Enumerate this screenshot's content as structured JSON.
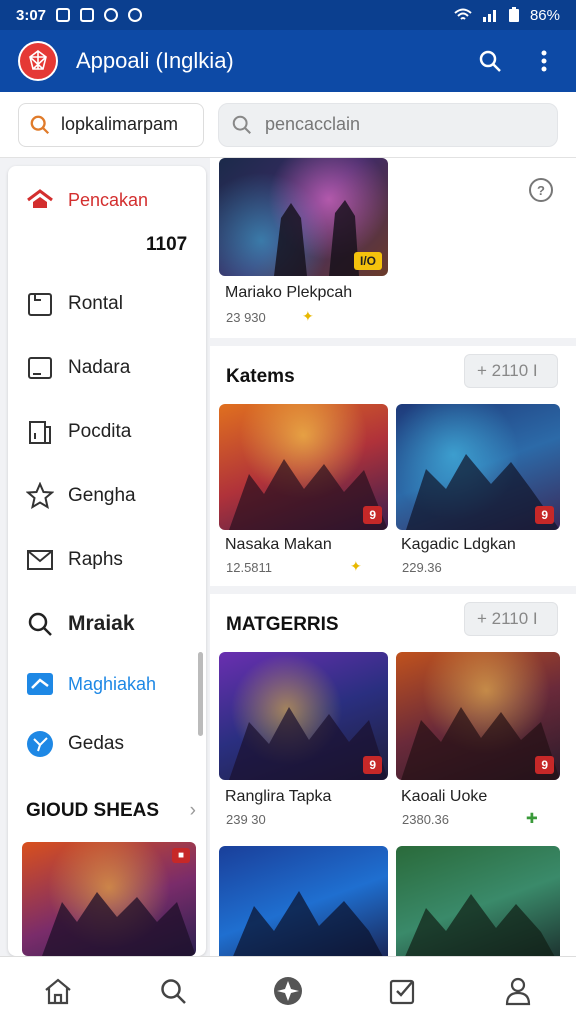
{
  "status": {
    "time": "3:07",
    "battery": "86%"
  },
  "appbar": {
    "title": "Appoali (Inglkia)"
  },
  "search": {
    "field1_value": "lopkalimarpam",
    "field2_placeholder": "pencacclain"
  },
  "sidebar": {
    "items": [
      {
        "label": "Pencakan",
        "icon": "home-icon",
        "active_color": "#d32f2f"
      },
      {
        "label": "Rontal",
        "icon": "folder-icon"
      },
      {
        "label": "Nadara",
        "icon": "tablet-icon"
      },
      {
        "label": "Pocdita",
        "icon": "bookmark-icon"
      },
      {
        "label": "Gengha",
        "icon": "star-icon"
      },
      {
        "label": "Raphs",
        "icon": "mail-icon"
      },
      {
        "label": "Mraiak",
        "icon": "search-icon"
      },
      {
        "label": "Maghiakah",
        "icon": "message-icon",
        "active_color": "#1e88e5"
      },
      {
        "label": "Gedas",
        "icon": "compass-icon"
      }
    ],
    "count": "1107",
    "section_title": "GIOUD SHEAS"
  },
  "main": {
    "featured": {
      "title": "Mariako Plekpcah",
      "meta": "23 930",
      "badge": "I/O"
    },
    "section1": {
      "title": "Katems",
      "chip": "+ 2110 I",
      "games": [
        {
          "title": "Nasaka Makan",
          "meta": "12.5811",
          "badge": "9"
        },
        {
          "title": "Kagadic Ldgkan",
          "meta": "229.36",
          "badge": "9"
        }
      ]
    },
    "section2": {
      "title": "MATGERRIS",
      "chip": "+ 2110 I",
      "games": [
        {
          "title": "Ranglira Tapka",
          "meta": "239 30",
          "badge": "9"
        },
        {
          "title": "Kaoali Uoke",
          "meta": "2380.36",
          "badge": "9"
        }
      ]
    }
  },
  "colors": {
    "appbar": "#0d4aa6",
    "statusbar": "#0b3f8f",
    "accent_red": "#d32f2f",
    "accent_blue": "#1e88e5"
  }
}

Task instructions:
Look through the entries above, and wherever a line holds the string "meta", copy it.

Completed task:
      "meta": "23 930",
          "meta": "12.5811",
          "meta": "229.36",
          "meta": "239 30",
          "meta": "2380.36",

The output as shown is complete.